SOLID Design Principles: Single Responsibilty

In this post, I would like to share about one of the most well known SOLID Design Principles, Single Responsibility Principle (SRP). It comes from the “S” from SOLID. This principle is the easiest to understand and adhere to.

Definition

Single Responsibility Principle (SRP) means

A class should have one and only one reason to change

If you have a class that have more than one reason to change then you against the single responsibility principle.

Why SRP

Why we have to follow this principle? The answer is our codes will be more manageable and cleaner.

Too many responsibilities can cause a problem. Don’t believe me? Let me give you an illustration in real life. Which one below will give better result?

  1. Programmer A making codes only
  2. Programmer B making codes and playing games at same time

I’m sure you already know the answer. The programmer A has more focus on his job (only one responsibility). But the programmer B has two responsibilities at the time. Because of his focus and concentration is shared, programmer A has better result than him.

Example

Let’s go ahead for example. I have this class. This kind of class is very common to see nowadays.

class StudentController
{
  public function __construct()
  {
     $db = new PDO(...);
  }

  public function indexAction()
  {
     $sql = 'select * from students';
     $students = $this->db->query($sql)->fetchAll();

     render('index.html', [students => $students]);
  }
}

Can you detect why this class against SRP? Can you see that this class have more than one reason to change? Well, if yes, you are awesome. :)

This class is basically served as a controller. If you are familiar with MVC framework, then you already know what the duty of controller class is. As a controller, this class manages requests and return right response based on the request. Here, our controller class can detect if user request URL /index then user will see index.html page.

But wait!
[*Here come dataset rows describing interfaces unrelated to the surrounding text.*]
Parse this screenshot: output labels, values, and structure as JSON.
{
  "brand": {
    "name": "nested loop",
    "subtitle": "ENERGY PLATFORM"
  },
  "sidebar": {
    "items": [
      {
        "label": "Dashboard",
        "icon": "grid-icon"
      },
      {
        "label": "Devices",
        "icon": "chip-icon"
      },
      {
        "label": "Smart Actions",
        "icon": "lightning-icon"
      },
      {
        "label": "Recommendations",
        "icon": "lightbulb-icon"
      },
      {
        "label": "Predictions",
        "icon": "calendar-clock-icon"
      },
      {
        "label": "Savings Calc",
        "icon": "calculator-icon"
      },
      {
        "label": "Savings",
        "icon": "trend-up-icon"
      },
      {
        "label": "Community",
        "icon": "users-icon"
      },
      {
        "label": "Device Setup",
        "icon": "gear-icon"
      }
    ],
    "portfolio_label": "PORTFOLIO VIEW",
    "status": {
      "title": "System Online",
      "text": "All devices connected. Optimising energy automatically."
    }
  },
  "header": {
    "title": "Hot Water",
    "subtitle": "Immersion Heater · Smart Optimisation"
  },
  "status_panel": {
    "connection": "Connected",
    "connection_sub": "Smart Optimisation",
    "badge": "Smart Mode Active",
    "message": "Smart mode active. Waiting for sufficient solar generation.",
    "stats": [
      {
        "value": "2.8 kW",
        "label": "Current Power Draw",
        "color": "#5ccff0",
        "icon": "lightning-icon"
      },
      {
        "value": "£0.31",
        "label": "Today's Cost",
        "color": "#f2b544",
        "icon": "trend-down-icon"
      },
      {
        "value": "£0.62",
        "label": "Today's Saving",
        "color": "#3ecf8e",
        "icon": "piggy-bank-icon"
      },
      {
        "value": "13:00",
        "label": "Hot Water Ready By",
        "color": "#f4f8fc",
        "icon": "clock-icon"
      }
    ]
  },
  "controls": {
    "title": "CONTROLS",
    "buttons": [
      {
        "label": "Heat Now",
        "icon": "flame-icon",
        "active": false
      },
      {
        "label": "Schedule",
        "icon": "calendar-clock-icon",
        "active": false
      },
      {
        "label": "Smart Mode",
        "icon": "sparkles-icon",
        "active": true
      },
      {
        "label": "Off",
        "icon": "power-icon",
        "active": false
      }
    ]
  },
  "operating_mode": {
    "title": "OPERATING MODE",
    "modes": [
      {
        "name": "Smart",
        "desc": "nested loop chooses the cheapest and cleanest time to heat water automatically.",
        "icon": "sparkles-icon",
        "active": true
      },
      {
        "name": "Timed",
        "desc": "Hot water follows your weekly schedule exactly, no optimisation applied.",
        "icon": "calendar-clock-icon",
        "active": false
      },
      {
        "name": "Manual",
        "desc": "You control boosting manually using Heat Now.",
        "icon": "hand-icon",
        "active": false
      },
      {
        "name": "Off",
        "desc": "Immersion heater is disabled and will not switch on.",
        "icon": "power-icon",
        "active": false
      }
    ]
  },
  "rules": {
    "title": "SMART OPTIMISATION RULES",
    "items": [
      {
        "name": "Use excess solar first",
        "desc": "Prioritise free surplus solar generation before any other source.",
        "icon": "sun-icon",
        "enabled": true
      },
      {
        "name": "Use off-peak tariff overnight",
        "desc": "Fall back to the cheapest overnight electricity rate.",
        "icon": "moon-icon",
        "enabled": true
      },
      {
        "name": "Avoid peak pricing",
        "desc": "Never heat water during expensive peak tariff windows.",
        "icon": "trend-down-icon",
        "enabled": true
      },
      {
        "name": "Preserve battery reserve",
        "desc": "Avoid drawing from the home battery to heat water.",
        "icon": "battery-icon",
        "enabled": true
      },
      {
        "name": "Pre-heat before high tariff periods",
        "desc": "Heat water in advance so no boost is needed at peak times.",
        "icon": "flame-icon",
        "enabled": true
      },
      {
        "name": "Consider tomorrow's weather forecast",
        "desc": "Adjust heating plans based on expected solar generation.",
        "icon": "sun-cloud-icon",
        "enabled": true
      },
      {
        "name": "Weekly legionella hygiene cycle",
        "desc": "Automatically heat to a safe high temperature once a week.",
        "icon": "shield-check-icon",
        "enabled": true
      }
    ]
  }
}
Why this class also has responsibility to get data from database. Hmm, so, this class have two reasons to change:

  1. When we want to change response or add new request action. For example, we want to add new request named showAction() for URL /show
  2. When we want to change database query. For example, we want to  join student table with another table.

We can conclude that the class is against SRP.

Solution

The solution is simple. We need to separate the class into two

  1. A class which responsible as controller
  2. A class which responsible to get data from database
/**
 * I only responsible for manage requests and responses
 */
class StudentController
{
  public function __construct()
  {
    // our another class
    $studentRepo = new StudentRepository();
  }

  public function indexAction()
  {
     $students = $this->studentRepo->getAll();

     render('index.html', [students => $students]);
  }
}

Our controller class now has a new friend StudentRepository class. Our controller class doesn’t care anymore about where the data come from. The responsibility to get the data from database has been transferred to StudentRepository. When someday, we want to change that the data come from a file, then we only need to change StudentRepository. Such a clean way.

Here is the StudentRepository class

/**
 * I only responsible to get student data
 */
class StudentRepository
{
  public function __construct()
  {
    $db = new PDO(...);
  }

  public function getAll()
  {
     $sql = 'select * from students';
     $students = $this->db->query($sql)->fetchAll();

     return $students;
  }
}

Our codes become cleaner and manageable, doesn’t it? If we want to add new query, just go to StudentRepository class and if we want to add new request, just go to StudentController class. What such nice codes.

Conclusion

Single Responsibility Principle is the easiest SOLID Design Principles to understand. Remember that too many responsibilities on a class can cause a problem. You only need to make sure that a class should have one and only one reason to change.